Hotel chain Fragrance Group proposes to build the tallest building in Tasmania
Although it has garnered mixed reactions off local citizens in Hobart, the tallest building in Tasmania is set to be built alongside a multitude of hotel ventures, funded by Singapore billionaire James Koh, under hotel chain, Fragrance Group.
The builds will incorporate the first large skyscraper in the country, with both proposed hotel builds providing increased accommodation for visitors, reflecting an increased tourist influx. The hotels will also provide advantages to the rising population within the region, creating over a thousand construction jobs and over a thousand full time jobs once all works are completed.
Koh has been largely responsible for a multitude of developments within Singapore and Australia, ranging from smaller establishments, to large, upmarket hotels to cater for both budget and corporate travellers. The development of the two hotels will enable the company to market their services within the region and enhance the local economy.
Koh stated to ABC News, “I think Hobart with natural green air, fresh water, great heritage buildings, vineyards – they produce great wines – it’s a good place for investment.”
Reaching heights of 120 metres, the proposed five-star hotel situated a 28-30 Davey Street will become the tallest building in Tasmania, incorporating 35 storeys, around 400 rooms and sky gardens, in addition to sufficient links to nearby areas, with a bridge enabling pedestrians to cross the waterfront, side-stepping both Macquarie and Davey Streets. The hotel will also incorporate a spa, several restaurants, pool and spectacular views within several public areas of the hotel.
The proposed second hotel will be built at Collins Street, incorporating nearly 500 rooms over 20 floors.
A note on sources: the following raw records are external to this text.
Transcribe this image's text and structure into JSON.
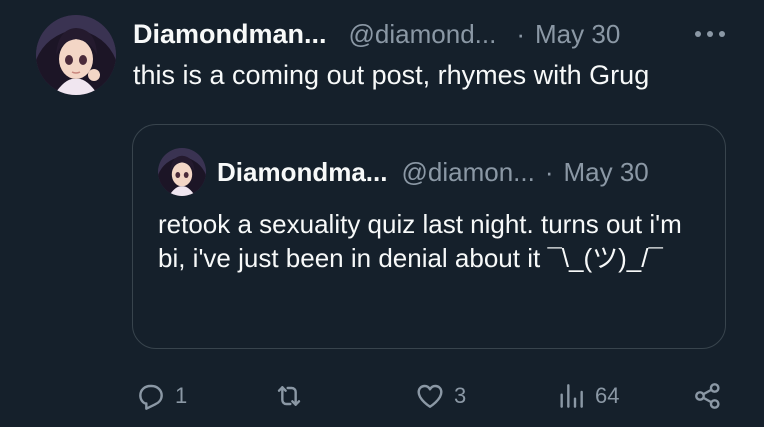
{
  "tweet": {
    "author_name": "Diamondman...",
    "author_handle": "@diamond...",
    "separator": "·",
    "date": "May 30",
    "text": "this is a coming out post, rhymes with Grug",
    "more_icon": "more-horizontal-icon"
  },
  "quote": {
    "author_name": "Diamondma...",
    "author_handle": "@diamon...",
    "separator": "·",
    "date": "May 30",
    "text": "retook a sexuality quiz last night. turns out i'm bi, i've just been in denial about it ¯\\_(ツ)_/¯"
  },
  "actions": {
    "reply": {
      "icon": "reply-icon",
      "count": "1"
    },
    "repost": {
      "icon": "repost-icon",
      "count": ""
    },
    "like": {
      "icon": "heart-icon",
      "count": "3"
    },
    "views": {
      "icon": "views-icon",
      "count": "64"
    },
    "share": {
      "icon": "share-icon"
    }
  },
  "colors": {
    "background": "#15202b",
    "text_primary": "#f7f9f9",
    "text_secondary": "#8b98a5",
    "border": "#38444d"
  }
}
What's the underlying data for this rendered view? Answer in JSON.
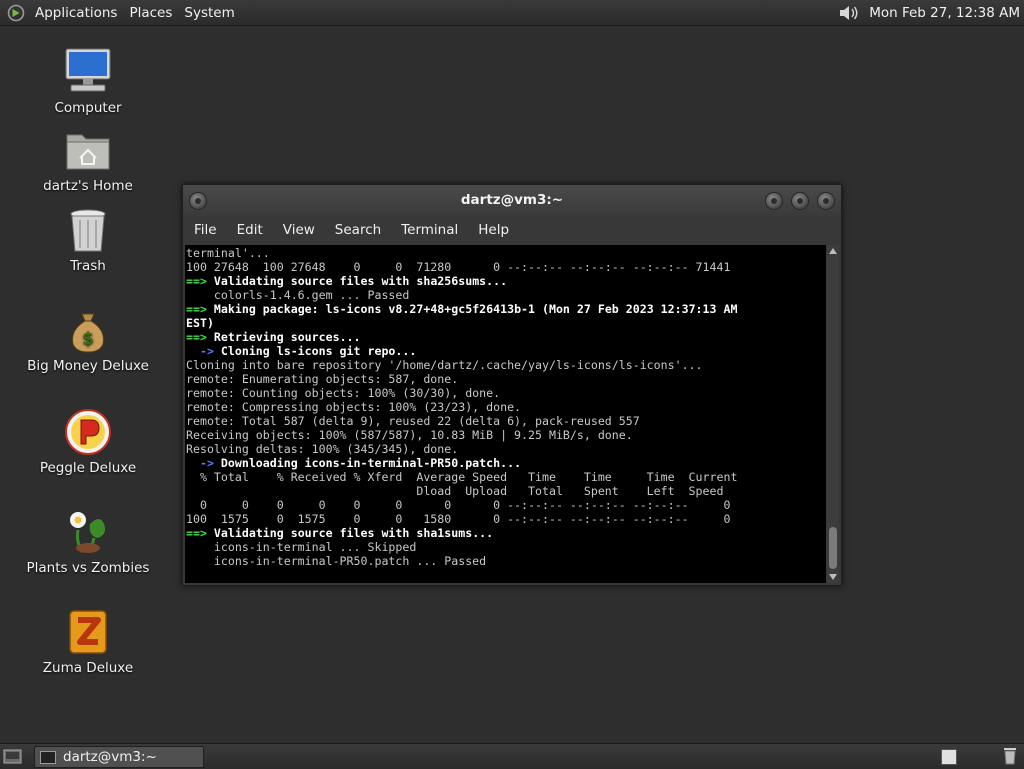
{
  "top_panel": {
    "menus": [
      "Applications",
      "Places",
      "System"
    ],
    "clock": "Mon Feb 27, 12:38 AM"
  },
  "desktop_icons": [
    {
      "label": "Computer",
      "icon": "computer-icon"
    },
    {
      "label": "dartz's Home",
      "icon": "home-folder-icon"
    },
    {
      "label": "Trash",
      "icon": "trash-icon"
    },
    {
      "label": "Big Money Deluxe",
      "icon": "money-bag-icon"
    },
    {
      "label": "Peggle Deluxe",
      "icon": "peggle-icon"
    },
    {
      "label": "Plants vs Zombies",
      "icon": "plants-vs-zombies-icon"
    },
    {
      "label": "Zuma Deluxe",
      "icon": "zuma-icon"
    }
  ],
  "terminal": {
    "title": "dartz@vm3:~",
    "menus": [
      "File",
      "Edit",
      "View",
      "Search",
      "Terminal",
      "Help"
    ],
    "lines": [
      [
        {
          "t": "terminal'..."
        }
      ],
      [
        {
          "t": "100 27648  100 27648    0     0  71280      0 --:--:-- --:--:-- --:--:-- 71441"
        }
      ],
      [
        {
          "t": "==>",
          "c": "g"
        },
        {
          "t": " Validating source files with sha256sums...",
          "c": "w"
        }
      ],
      [
        {
          "t": "    colorls-1.4.6.gem ... Passed"
        }
      ],
      [
        {
          "t": "==>",
          "c": "g"
        },
        {
          "t": " Making package: ls-icons v8.27+48+gc5f26413b-1 (Mon 27 Feb 2023 12:37:13 AM",
          "c": "w"
        }
      ],
      [
        {
          "t": "EST)",
          "c": "w"
        }
      ],
      [
        {
          "t": "==>",
          "c": "g"
        },
        {
          "t": " Retrieving sources...",
          "c": "w"
        }
      ],
      [
        {
          "t": "  ->",
          "c": "b"
        },
        {
          "t": " Cloning ls-icons git repo...",
          "c": "w"
        }
      ],
      [
        {
          "t": "Cloning into bare repository '/home/dartz/.cache/yay/ls-icons/ls-icons'..."
        }
      ],
      [
        {
          "t": "remote: Enumerating objects: 587, done."
        }
      ],
      [
        {
          "t": "remote: Counting objects: 100% (30/30), done."
        }
      ],
      [
        {
          "t": "remote: Compressing objects: 100% (23/23), done."
        }
      ],
      [
        {
          "t": "remote: Total 587 (delta 9), reused 22 (delta 6), pack-reused 557"
        }
      ],
      [
        {
          "t": "Receiving objects: 100% (587/587), 10.83 MiB | 9.25 MiB/s, done."
        }
      ],
      [
        {
          "t": "Resolving deltas: 100% (345/345), done."
        }
      ],
      [
        {
          "t": "  ->",
          "c": "b"
        },
        {
          "t": " Downloading icons-in-terminal-PR50.patch...",
          "c": "w"
        }
      ],
      [
        {
          "t": "  % Total    % Received % Xferd  Average Speed   Time    Time     Time  Current"
        }
      ],
      [
        {
          "t": "                                 Dload  Upload   Total   Spent    Left  Speed"
        }
      ],
      [
        {
          "t": "  0     0    0     0    0     0      0      0 --:--:-- --:--:-- --:--:--     0"
        }
      ],
      [
        {
          "t": "100  1575    0  1575    0     0   1580      0 --:--:-- --:--:-- --:--:--     0"
        }
      ],
      [
        {
          "t": "==>",
          "c": "g"
        },
        {
          "t": " Validating source files with sha1sums...",
          "c": "w"
        }
      ],
      [
        {
          "t": "    icons-in-terminal ... Skipped"
        }
      ],
      [
        {
          "t": "    icons-in-terminal-PR50.patch ... Passed"
        }
      ]
    ]
  },
  "taskbar": {
    "window_button_label": "dartz@vm3:~"
  }
}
The build will be remotely smaller at 75 metres. Xsquared Architects and S. Group Architects have been announced to be involved in both projects.
The hotel will be aimed at corporate travellers, with the inclusion of a conference centre, which will house approximately a thousand seats and will ensure strong infrastructure links which will be embedded into the area. Development plans will be shortly put before Hobart City Council for their consideration.
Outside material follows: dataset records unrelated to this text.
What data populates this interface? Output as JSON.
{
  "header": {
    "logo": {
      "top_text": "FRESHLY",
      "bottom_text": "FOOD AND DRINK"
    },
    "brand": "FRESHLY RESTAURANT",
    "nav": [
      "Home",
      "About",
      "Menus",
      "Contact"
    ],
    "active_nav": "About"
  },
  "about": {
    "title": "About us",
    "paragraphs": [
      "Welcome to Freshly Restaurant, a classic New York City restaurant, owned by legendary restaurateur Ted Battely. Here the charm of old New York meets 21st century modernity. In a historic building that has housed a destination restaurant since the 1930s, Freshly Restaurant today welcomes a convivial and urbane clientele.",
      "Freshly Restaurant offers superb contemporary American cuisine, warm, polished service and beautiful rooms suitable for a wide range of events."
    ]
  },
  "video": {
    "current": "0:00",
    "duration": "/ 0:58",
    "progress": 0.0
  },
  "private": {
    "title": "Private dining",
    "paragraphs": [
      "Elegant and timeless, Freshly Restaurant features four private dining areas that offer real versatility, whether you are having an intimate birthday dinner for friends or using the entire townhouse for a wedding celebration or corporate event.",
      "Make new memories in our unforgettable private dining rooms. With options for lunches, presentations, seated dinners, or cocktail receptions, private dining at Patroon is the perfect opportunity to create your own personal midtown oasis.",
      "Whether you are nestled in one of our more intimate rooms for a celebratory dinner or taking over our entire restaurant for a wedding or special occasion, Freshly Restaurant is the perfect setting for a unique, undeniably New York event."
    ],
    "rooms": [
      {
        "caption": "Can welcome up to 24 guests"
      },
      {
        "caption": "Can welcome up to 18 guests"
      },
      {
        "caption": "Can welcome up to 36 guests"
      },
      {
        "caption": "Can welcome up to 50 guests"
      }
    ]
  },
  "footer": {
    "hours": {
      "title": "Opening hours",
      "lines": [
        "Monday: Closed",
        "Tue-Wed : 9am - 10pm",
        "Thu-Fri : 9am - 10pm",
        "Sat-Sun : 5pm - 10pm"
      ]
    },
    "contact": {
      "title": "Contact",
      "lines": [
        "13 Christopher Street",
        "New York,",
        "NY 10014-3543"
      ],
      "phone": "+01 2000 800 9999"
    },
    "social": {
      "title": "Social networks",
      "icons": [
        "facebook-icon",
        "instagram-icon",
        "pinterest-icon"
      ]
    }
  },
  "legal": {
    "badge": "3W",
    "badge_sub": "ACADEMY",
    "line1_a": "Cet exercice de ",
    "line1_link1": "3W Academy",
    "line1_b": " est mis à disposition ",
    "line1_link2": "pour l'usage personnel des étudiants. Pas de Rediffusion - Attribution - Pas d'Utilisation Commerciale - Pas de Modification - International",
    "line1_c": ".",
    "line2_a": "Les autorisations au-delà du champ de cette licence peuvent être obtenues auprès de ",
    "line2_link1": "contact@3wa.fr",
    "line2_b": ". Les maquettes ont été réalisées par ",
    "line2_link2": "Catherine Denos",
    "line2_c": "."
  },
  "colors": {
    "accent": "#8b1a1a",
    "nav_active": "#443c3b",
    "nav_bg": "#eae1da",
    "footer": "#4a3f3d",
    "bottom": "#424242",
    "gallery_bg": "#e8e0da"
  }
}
Sustainability will be a vital factor within the construction of the two builds and several that are in the pipeline. There will be an increased focus for workers to utilise locally sourced materials, such as Tasmanian timber, with the aim for both hotels to obtain a 6-star Green Star world class sustainability rating.
The projects will take approximately five years to complete and will be set to complete in 2021. The projects will fall in line with increased tourism and boost to the local community.
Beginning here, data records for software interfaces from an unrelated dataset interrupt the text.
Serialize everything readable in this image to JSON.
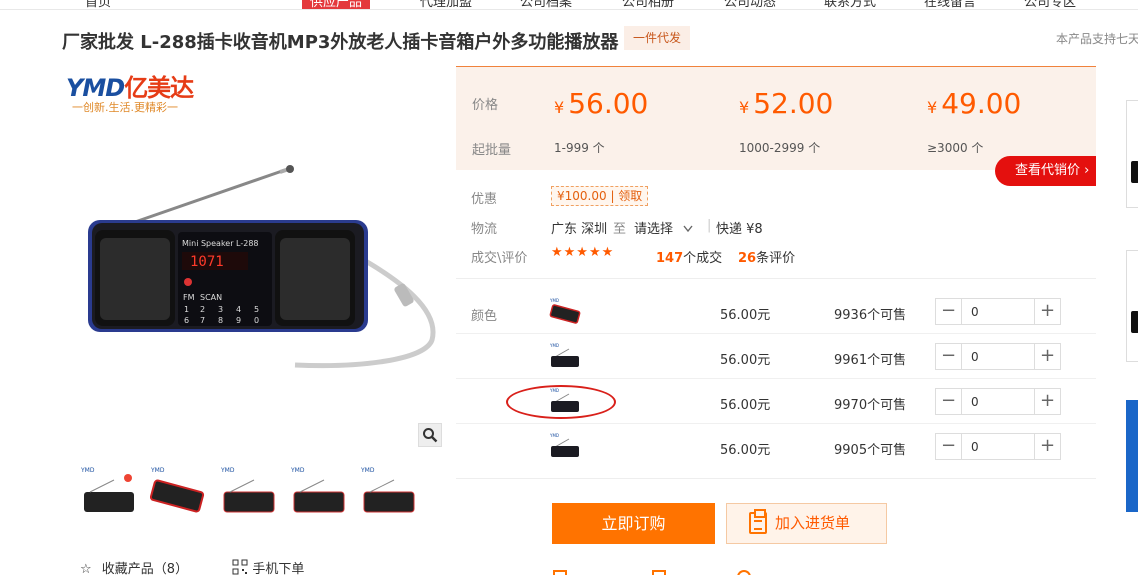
{
  "nav": {
    "items": [
      "首页",
      "供应产品",
      "代理加盟",
      "公司档案",
      "公司相册",
      "公司动态",
      "联系方式",
      "在线留言",
      "公司专区"
    ],
    "active_index": 1
  },
  "product": {
    "title": "厂家批发 L-288插卡收音机MP3外放老人插卡音箱户外多功能播放器",
    "tag": "一件代发",
    "support_text": "本产品支持七天",
    "image_label": "Mini Speaker  L-288",
    "display_digits": "1071"
  },
  "brand": {
    "logo_text": "YMD",
    "logo_cn": "亿美达",
    "slogan": "一创新.生活.更精彩一"
  },
  "price": {
    "price_label": "价格",
    "qty_label": "起批量",
    "currency": "¥",
    "tiers": [
      {
        "price": "56.00",
        "range": "1-999 个"
      },
      {
        "price": "52.00",
        "range": "1000-2999 个"
      },
      {
        "price": "49.00",
        "range": "≥3000 个"
      }
    ],
    "dealer_button": "查看代销价 ›"
  },
  "info": {
    "promo_label": "优惠",
    "coupon_amount": "¥100.00",
    "coupon_action": "领取",
    "shipping_label": "物流",
    "ship_from": "广东 深圳",
    "ship_to_word": "至",
    "ship_select": "请选择",
    "ship_method": "快递 ¥8",
    "deals_label": "成交\\评价",
    "stars": "★★★★★",
    "deal_count": "147",
    "deal_suffix": "个成交",
    "review_count": "26",
    "review_suffix": "条评价"
  },
  "sku": {
    "label": "颜色",
    "rows": [
      {
        "price": "56.00元",
        "stock": "9936个可售",
        "qty": "0"
      },
      {
        "price": "56.00元",
        "stock": "9961个可售",
        "qty": "0"
      },
      {
        "price": "56.00元",
        "stock": "9970个可售",
        "qty": "0"
      },
      {
        "price": "56.00元",
        "stock": "9905个可售",
        "qty": "0"
      }
    ]
  },
  "buttons": {
    "order": "立即订购",
    "cart": "加入进货单"
  },
  "gallery": {
    "favorite": "收藏产品（8）",
    "mobile_order": "手机下单"
  },
  "icons": {
    "zoom": "magnifier-icon",
    "star": "star-outline-icon",
    "qr": "qr-code-icon",
    "cart": "clipboard-icon"
  },
  "colors": {
    "accent": "#ff5a00",
    "order_button": "#ff7300",
    "dealer_button": "#e4100e",
    "price_bg": "#fbf1ea"
  }
}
The works will also include a skybridge, which has been desired by local citizens to be built throughout the years, which will run from Davey Street from Franklin Square, opening up access from the main city to the waterfront, providing safer access and increased benefits for local businesses in the area.
Read the November 2016 issue of Construction Global magazine